Task directions =>
Reproduce all entries below verbatim. Skip the pictures.

-- Given records follows --

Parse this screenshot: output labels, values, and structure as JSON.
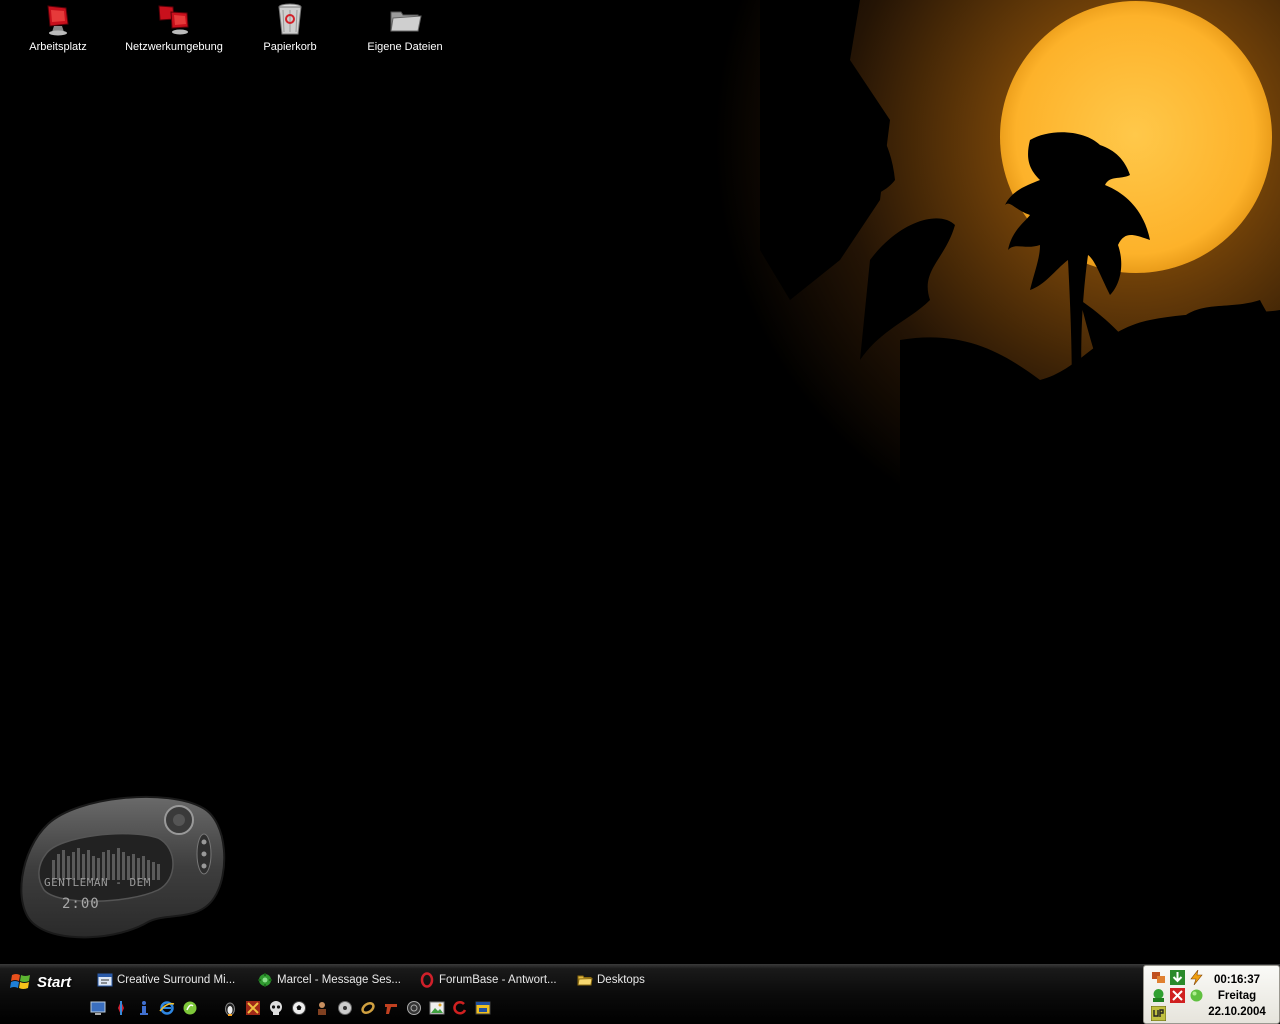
{
  "desktop_icons": [
    {
      "label": "Arbeitsplatz",
      "icon": "computer-icon"
    },
    {
      "label": "Netzwerkumgebung",
      "icon": "network-places-icon"
    },
    {
      "label": "Papierkorb",
      "icon": "recycle-bin-icon"
    },
    {
      "label": "Eigene Dateien",
      "icon": "folder-icon"
    }
  ],
  "media_player": {
    "track": "GENTLEMAN - DEM",
    "time": "2:00"
  },
  "taskbar": {
    "start_label": "Start",
    "tasks": [
      {
        "label": "Creative Surround Mi...",
        "icon": "mixer-window-icon"
      },
      {
        "label": "Marcel - Message Ses...",
        "icon": "messenger-icon"
      },
      {
        "label": "ForumBase - Antwort...",
        "icon": "opera-browser-icon"
      },
      {
        "label": "Desktops",
        "icon": "folder-icon"
      }
    ],
    "quick_launch": [
      "desktop-icon",
      "winamp-icon",
      "info-icon",
      "internet-explorer-icon",
      "browser-icon",
      "penguin-icon",
      "game-icon",
      "skull-icon",
      "soccer-ball-icon",
      "character-icon",
      "disc-icon",
      "ring-icon",
      "gun-icon",
      "media-icon",
      "image-icon",
      "refresh-icon",
      "window-icon"
    ]
  },
  "tray": {
    "icons": [
      "network-icon",
      "download-icon",
      "bolt-icon",
      "messenger-tray-icon",
      "antivirus-icon",
      "green-ball-icon",
      "up-icon"
    ],
    "time": "00:16:37",
    "day": "Freitag",
    "date": "22.10.2004"
  },
  "colors": {
    "sun": "#FDB22A",
    "sun_glow": "#5a3a08",
    "taskbar": "#0b0b0b",
    "tray_bg": "#F2F1EC"
  }
}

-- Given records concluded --

The completed task =>
Parse this screenshot: output labels, values, and structure as JSON.
{
  "desktop_icons": [
    {
      "label": "Arbeitsplatz",
      "icon": "computer-icon"
    },
    {
      "label": "Netzwerkumgebung",
      "icon": "network-places-icon"
    },
    {
      "label": "Papierkorb",
      "icon": "recycle-bin-icon"
    },
    {
      "label": "Eigene Dateien",
      "icon": "folder-icon"
    }
  ],
  "media_player": {
    "track": "GENTLEMAN - DEM",
    "time": "2:00"
  },
  "taskbar": {
    "start_label": "Start",
    "tasks": [
      {
        "label": "Creative Surround Mi...",
        "icon": "mixer-window-icon"
      },
      {
        "label": "Marcel - Message Ses...",
        "icon": "messenger-icon"
      },
      {
        "label": "ForumBase - Antwort...",
        "icon": "opera-browser-icon"
      },
      {
        "label": "Desktops",
        "icon": "folder-icon"
      }
    ],
    "quick_launch": [
      "desktop-icon",
      "winamp-icon",
      "info-icon",
      "internet-explorer-icon",
      "browser-icon",
      "penguin-icon",
      "game-icon",
      "skull-icon",
      "soccer-ball-icon",
      "character-icon",
      "disc-icon",
      "ring-icon",
      "gun-icon",
      "media-icon",
      "image-icon",
      "refresh-icon",
      "window-icon"
    ]
  },
  "tray": {
    "icons": [
      "network-icon",
      "download-icon",
      "bolt-icon",
      "messenger-tray-icon",
      "antivirus-icon",
      "green-ball-icon",
      "up-icon"
    ],
    "time": "00:16:37",
    "day": "Freitag",
    "date": "22.10.2004"
  },
  "colors": {
    "sun": "#FDB22A",
    "sun_glow": "#5a3a08",
    "taskbar": "#0b0b0b",
    "tray_bg": "#F2F1EC"
  }
}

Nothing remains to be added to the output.